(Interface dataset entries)

= = = = = = =

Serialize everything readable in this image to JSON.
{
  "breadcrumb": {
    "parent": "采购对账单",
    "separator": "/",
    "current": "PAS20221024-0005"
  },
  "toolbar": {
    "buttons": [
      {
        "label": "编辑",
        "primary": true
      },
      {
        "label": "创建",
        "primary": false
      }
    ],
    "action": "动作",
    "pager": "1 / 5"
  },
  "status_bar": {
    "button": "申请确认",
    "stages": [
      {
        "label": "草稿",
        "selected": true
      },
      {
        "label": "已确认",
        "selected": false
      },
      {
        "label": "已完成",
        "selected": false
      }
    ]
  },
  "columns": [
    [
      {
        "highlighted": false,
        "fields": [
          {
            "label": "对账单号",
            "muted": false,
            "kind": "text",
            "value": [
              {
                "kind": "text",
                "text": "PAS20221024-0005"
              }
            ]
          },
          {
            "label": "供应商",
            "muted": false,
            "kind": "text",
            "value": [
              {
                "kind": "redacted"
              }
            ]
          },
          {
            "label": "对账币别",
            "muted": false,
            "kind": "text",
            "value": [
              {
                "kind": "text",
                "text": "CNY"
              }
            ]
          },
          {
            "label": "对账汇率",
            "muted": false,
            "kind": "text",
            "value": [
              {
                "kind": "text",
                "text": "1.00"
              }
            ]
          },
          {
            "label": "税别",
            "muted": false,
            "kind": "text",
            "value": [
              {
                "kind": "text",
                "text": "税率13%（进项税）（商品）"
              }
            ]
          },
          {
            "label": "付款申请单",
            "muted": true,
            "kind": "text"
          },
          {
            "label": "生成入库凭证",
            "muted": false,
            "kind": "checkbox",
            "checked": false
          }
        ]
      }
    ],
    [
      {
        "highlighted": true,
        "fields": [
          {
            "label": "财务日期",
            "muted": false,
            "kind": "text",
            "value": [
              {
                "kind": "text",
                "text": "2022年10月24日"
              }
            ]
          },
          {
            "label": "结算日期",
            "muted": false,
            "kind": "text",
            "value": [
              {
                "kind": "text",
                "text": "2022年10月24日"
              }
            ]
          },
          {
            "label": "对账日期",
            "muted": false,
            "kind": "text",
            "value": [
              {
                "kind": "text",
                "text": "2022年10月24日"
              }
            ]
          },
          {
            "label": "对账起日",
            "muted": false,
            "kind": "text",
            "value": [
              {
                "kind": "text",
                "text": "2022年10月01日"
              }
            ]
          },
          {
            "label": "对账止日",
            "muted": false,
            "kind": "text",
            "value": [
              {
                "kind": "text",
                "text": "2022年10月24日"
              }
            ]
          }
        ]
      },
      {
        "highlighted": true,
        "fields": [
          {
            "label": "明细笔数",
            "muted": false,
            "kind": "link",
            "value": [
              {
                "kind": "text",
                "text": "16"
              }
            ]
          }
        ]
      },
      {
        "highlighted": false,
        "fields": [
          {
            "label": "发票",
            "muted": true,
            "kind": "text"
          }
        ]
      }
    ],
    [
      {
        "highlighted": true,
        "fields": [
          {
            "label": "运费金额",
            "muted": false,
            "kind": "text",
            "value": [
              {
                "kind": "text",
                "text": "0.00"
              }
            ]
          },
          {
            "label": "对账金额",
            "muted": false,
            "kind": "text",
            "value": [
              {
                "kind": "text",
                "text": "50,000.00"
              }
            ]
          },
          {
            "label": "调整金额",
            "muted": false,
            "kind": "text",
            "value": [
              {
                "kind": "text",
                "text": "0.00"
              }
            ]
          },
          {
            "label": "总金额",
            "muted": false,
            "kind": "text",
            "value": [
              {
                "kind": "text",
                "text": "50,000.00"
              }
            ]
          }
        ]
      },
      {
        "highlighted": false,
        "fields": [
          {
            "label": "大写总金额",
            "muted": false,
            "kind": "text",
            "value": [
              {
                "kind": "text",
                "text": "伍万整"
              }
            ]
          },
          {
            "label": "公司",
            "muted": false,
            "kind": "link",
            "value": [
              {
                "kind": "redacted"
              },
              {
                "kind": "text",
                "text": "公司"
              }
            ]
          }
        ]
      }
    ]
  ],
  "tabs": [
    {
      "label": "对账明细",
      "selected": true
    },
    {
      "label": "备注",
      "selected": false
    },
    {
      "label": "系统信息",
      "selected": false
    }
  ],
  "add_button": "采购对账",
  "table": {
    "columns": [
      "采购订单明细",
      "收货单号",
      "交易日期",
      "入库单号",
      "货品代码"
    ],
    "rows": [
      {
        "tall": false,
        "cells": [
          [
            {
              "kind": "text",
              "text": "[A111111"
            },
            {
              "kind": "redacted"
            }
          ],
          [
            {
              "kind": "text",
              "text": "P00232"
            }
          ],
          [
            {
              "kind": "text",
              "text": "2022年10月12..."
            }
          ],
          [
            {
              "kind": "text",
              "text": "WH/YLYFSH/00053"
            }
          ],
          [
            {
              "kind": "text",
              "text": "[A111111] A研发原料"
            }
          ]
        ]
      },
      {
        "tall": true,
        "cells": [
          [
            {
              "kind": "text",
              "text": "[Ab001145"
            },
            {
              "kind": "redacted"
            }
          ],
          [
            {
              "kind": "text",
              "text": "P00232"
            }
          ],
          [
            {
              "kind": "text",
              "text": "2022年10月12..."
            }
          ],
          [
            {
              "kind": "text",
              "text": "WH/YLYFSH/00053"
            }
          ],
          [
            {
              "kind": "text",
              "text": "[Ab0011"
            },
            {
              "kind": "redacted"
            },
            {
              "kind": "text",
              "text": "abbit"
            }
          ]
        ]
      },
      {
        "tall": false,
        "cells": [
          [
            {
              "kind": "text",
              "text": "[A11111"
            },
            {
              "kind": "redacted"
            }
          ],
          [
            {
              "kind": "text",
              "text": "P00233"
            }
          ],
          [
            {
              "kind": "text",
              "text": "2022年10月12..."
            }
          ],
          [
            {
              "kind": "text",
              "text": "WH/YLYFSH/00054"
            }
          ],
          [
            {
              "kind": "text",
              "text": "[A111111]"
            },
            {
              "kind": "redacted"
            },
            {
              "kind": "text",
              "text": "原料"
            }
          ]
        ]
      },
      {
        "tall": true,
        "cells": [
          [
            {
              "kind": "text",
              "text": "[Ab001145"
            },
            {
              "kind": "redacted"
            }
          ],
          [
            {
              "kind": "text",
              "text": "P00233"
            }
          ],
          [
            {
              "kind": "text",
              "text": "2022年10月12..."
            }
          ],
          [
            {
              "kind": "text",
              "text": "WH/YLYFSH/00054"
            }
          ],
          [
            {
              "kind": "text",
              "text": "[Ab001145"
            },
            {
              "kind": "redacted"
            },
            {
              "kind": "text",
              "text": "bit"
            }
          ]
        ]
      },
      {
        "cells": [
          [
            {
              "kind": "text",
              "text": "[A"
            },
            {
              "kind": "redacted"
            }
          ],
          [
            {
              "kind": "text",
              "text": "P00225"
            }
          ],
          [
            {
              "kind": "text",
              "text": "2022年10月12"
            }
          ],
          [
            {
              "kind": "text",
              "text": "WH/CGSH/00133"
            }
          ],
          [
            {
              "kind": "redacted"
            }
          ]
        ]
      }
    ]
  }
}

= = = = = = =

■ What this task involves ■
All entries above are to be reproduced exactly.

■ Expected answer ■
Serialize everything readable in this image to JSON.
{
  "breadcrumb": {
    "parent": "采购对账单",
    "separator": "/",
    "current": "PAS20221024-0005"
  },
  "toolbar": {
    "buttons": [
      {
        "label": "编辑",
        "primary": true
      },
      {
        "label": "创建",
        "primary": false
      }
    ],
    "action": "动作",
    "pager": "1 / 5"
  },
  "status_bar": {
    "button": "申请确认",
    "stages": [
      {
        "label": "草稿",
        "selected": true
      },
      {
        "label": "已确认",
        "selected": false
      },
      {
        "label": "已完成",
        "selected": false
      }
    ]
  },
  "columns": [
    [
      {
        "highlighted": false,
        "fields": [
          {
            "label": "对账单号",
            "muted": false,
            "kind": "text",
            "value": [
              {
                "kind": "text",
                "text": "PAS20221024-0005"
              }
            ]
          },
          {
            "label": "供应商",
            "muted": false,
            "kind": "text",
            "value": [
              {
                "kind": "redacted"
              }
            ]
          },
          {
            "label": "对账币别",
            "muted": false,
            "kind": "text",
            "value": [
              {
                "kind": "text",
                "text": "CNY"
              }
            ]
          },
          {
            "label": "对账汇率",
            "muted": false,
            "kind": "text",
            "value": [
              {
                "kind": "text",
                "text": "1.00"
              }
            ]
          },
          {
            "label": "税别",
            "muted": false,
            "kind": "text",
            "value": [
              {
                "kind": "text",
                "text": "税率13%（进项税）（商品）"
              }
            ]
          },
          {
            "label": "付款申请单",
            "muted": true,
            "kind": "text"
          },
          {
            "label": "生成入库凭证",
            "muted": false,
            "kind": "checkbox",
            "checked": false
          }
        ]
      }
    ],
    [
      {
        "highlighted": true,
        "fields": [
          {
            "label": "财务日期",
            "muted": false,
            "kind": "text",
            "value": [
              {
                "kind": "text",
                "text": "2022年10月24日"
              }
            ]
          },
          {
            "label": "结算日期",
            "muted": false,
            "kind": "text",
            "value": [
              {
                "kind": "text",
                "text": "2022年10月24日"
              }
            ]
          },
          {
            "label": "对账日期",
            "muted": false,
            "kind": "text",
            "value": [
              {
                "kind": "text",
                "text": "2022年10月24日"
              }
            ]
          },
          {
            "label": "对账起日",
            "muted": false,
            "kind": "text",
            "value": [
              {
                "kind": "text",
                "text": "2022年10月01日"
              }
            ]
          },
          {
            "label": "对账止日",
            "muted": false,
            "kind": "text",
            "value": [
              {
                "kind": "text",
                "text": "2022年10月24日"
              }
            ]
          }
        ]
      },
      {
        "highlighted": true,
        "fields": [
          {
            "label": "明细笔数",
            "muted": false,
            "kind": "link",
            "value": [
              {
                "kind": "text",
                "text": "16"
              }
            ]
          }
        ]
      },
      {
        "highlighted": false,
        "fields": [
          {
            "label": "发票",
            "muted": true,
            "kind": "text"
          }
        ]
      }
    ],
    [
      {
        "highlighted": true,
        "fields": [
          {
            "label": "运费金额",
            "muted": false,
            "kind": "text",
            "value": [
              {
                "kind": "text",
                "text": "0.00"
              }
            ]
          },
          {
            "label": "对账金额",
            "muted": false,
            "kind": "text",
            "value": [
              {
                "kind": "text",
                "text": "50,000.00"
              }
            ]
          },
          {
            "label": "调整金额",
            "muted": false,
            "kind": "text",
            "value": [
              {
                "kind": "text",
                "text": "0.00"
              }
            ]
          },
          {
            "label": "总金额",
            "muted": false,
            "kind": "text",
            "value": [
              {
                "kind": "text",
                "text": "50,000.00"
              }
            ]
          }
        ]
      },
      {
        "highlighted": false,
        "fields": [
          {
            "label": "大写总金额",
            "muted": false,
            "kind": "text",
            "value": [
              {
                "kind": "text",
                "text": "伍万整"
              }
            ]
          },
          {
            "label": "公司",
            "muted": false,
            "kind": "link",
            "value": [
              {
                "kind": "redacted"
              },
              {
                "kind": "text",
                "text": "公司"
              }
            ]
          }
        ]
      }
    ]
  ],
  "tabs": [
    {
      "label": "对账明细",
      "selected": true
    },
    {
      "label": "备注",
      "selected": false
    },
    {
      "label": "系统信息",
      "selected": false
    }
  ],
  "add_button": "采购对账",
  "table": {
    "columns": [
      "采购订单明细",
      "收货单号",
      "交易日期",
      "入库单号",
      "货品代码"
    ],
    "rows": [
      {
        "tall": false,
        "cells": [
          [
            {
              "kind": "text",
              "text": "[A111111"
            },
            {
              "kind": "redacted"
            }
          ],
          [
            {
              "kind": "text",
              "text": "P00232"
            }
          ],
          [
            {
              "kind": "text",
              "text": "2022年10月12..."
            }
          ],
          [
            {
              "kind": "text",
              "text": "WH/YLYFSH/00053"
            }
          ],
          [
            {
              "kind": "text",
              "text": "[A111111] A研发原料"
            }
          ]
        ]
      },
      {
        "tall": true,
        "cells": [
          [
            {
              "kind": "text",
              "text": "[Ab001145"
            },
            {
              "kind": "redacted"
            }
          ],
          [
            {
              "kind": "text",
              "text": "P00232"
            }
          ],
          [
            {
              "kind": "text",
              "text": "2022年10月12..."
            }
          ],
          [
            {
              "kind": "text",
              "text": "WH/YLYFSH/00053"
            }
          ],
          [
            {
              "kind": "text",
              "text": "[Ab0011"
            },
            {
              "kind": "redacted"
            },
            {
              "kind": "text",
              "text": "abbit"
            }
          ]
        ]
      },
      {
        "tall": false,
        "cells": [
          [
            {
              "kind": "text",
              "text": "[A11111"
            },
            {
              "kind": "redacted"
            }
          ],
          [
            {
              "kind": "text",
              "text": "P00233"
            }
          ],
          [
            {
              "kind": "text",
              "text": "2022年10月12..."
            }
          ],
          [
            {
              "kind": "text",
              "text": "WH/YLYFSH/00054"
            }
          ],
          [
            {
              "kind": "text",
              "text": "[A111111]"
            },
            {
              "kind": "redacted"
            },
            {
              "kind": "text",
              "text": "原料"
            }
          ]
        ]
      },
      {
        "tall": true,
        "cells": [
          [
            {
              "kind": "text",
              "text": "[Ab001145"
            },
            {
              "kind": "redacted"
            }
          ],
          [
            {
              "kind": "text",
              "text": "P00233"
            }
          ],
          [
            {
              "kind": "text",
              "text": "2022年10月12..."
            }
          ],
          [
            {
              "kind": "text",
              "text": "WH/YLYFSH/00054"
            }
          ],
          [
            {
              "kind": "text",
              "text": "[Ab001145"
            },
            {
              "kind": "redacted"
            },
            {
              "kind": "text",
              "text": "bit"
            }
          ]
        ]
      },
      {
        "cells": [
          [
            {
              "kind": "text",
              "text": "[A"
            },
            {
              "kind": "redacted"
            }
          ],
          [
            {
              "kind": "text",
              "text": "P00225"
            }
          ],
          [
            {
              "kind": "text",
              "text": "2022年10月12"
            }
          ],
          [
            {
              "kind": "text",
              "text": "WH/CGSH/00133"
            }
          ],
          [
            {
              "kind": "redacted"
            }
          ]
        ]
      }
    ]
  }
}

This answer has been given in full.